» Work instruction: From the entries below, count the lines holding the word "this" and give nothing but the number.

====================

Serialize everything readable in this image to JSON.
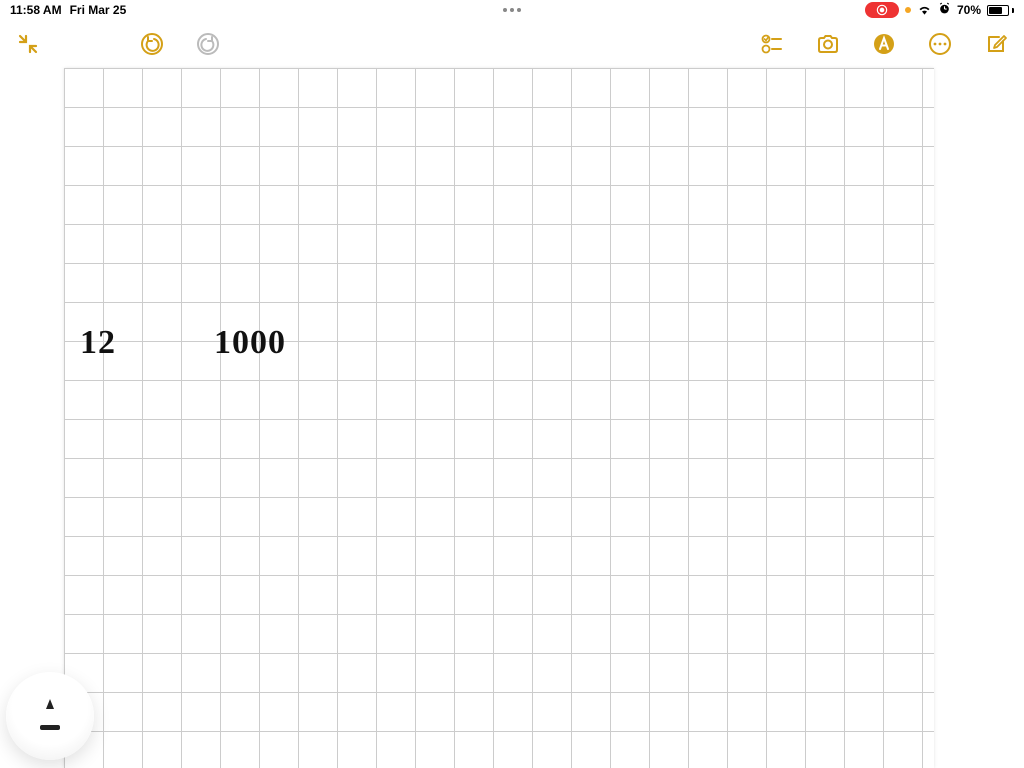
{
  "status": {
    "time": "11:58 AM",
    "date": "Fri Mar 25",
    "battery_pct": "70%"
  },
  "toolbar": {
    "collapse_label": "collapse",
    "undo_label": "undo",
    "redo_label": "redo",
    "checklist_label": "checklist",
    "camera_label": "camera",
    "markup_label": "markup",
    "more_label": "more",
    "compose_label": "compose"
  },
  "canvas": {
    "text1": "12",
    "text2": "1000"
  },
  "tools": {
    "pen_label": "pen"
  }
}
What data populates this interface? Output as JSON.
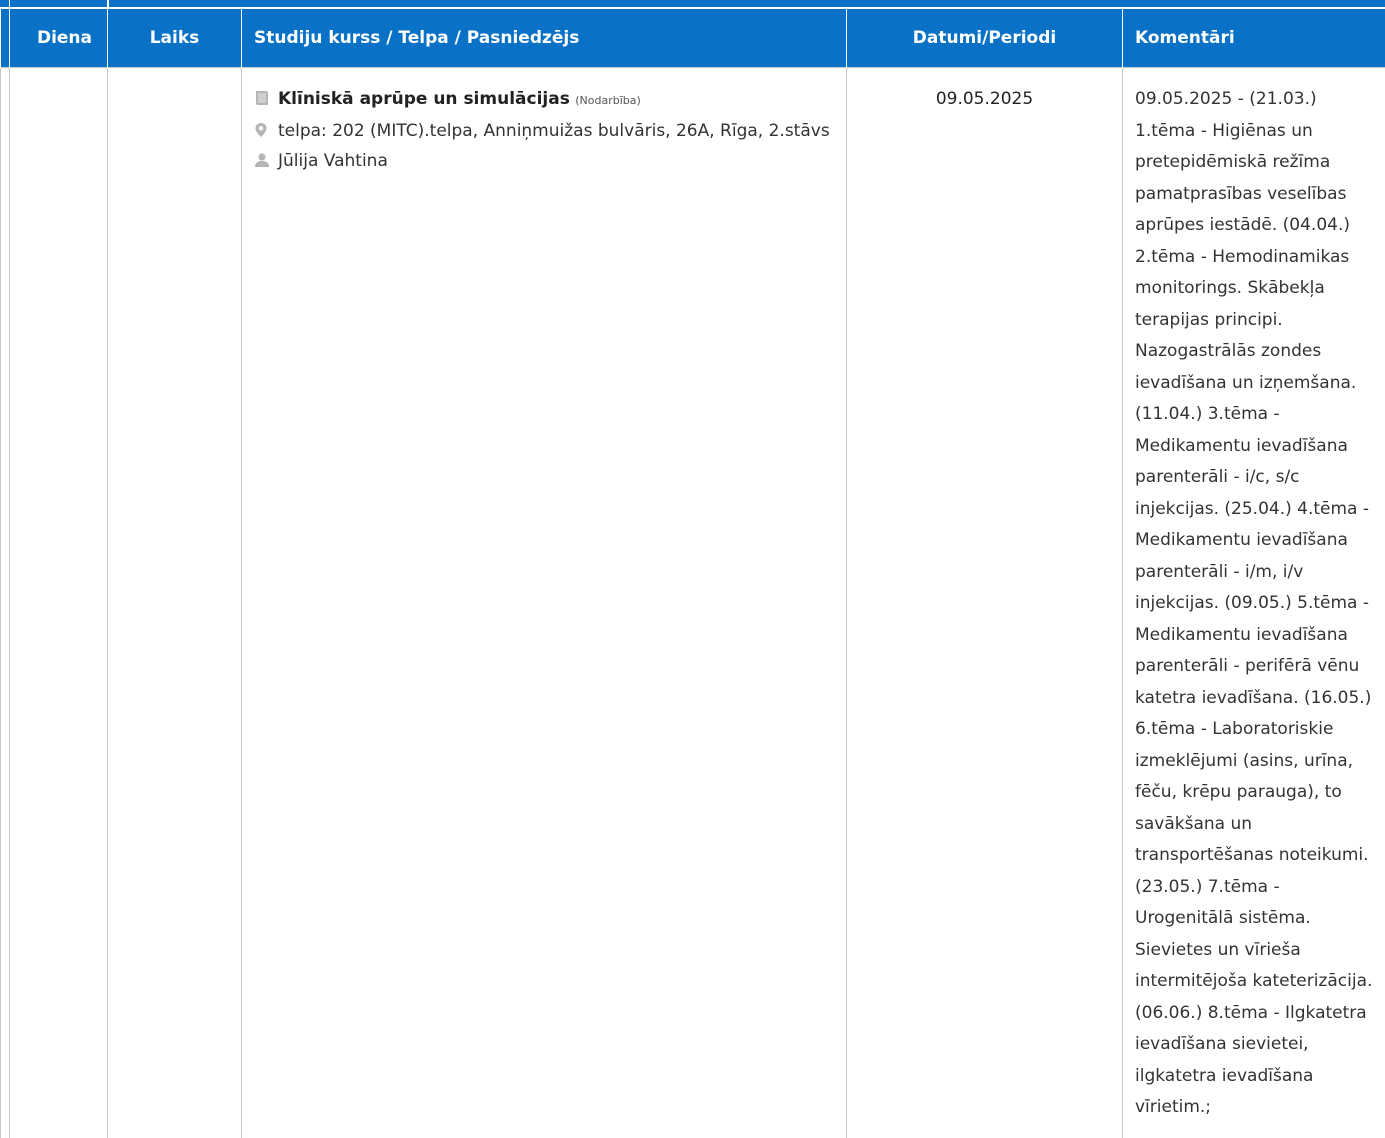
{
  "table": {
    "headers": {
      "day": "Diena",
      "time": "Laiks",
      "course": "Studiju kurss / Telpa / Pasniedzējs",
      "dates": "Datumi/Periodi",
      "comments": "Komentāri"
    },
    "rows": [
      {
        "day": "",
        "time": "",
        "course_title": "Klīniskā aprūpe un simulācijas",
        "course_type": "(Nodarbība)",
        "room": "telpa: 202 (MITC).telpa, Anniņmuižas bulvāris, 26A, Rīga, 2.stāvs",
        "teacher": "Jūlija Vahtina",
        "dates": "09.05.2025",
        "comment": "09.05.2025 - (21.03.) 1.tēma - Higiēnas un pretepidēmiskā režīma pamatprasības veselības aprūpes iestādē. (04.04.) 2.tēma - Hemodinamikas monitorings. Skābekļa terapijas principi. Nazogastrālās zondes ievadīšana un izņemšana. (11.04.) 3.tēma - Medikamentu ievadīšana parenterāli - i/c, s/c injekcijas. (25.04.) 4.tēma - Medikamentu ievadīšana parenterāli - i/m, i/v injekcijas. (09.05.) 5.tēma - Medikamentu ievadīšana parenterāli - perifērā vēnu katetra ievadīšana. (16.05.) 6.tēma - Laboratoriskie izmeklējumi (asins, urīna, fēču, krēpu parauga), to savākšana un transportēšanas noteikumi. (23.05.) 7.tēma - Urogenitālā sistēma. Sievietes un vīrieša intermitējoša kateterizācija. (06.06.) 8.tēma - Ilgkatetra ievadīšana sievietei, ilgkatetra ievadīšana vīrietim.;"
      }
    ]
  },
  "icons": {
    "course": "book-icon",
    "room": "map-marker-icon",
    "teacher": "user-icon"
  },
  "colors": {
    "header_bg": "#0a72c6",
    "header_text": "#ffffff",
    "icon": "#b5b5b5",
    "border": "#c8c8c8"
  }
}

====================

» Answer area: 2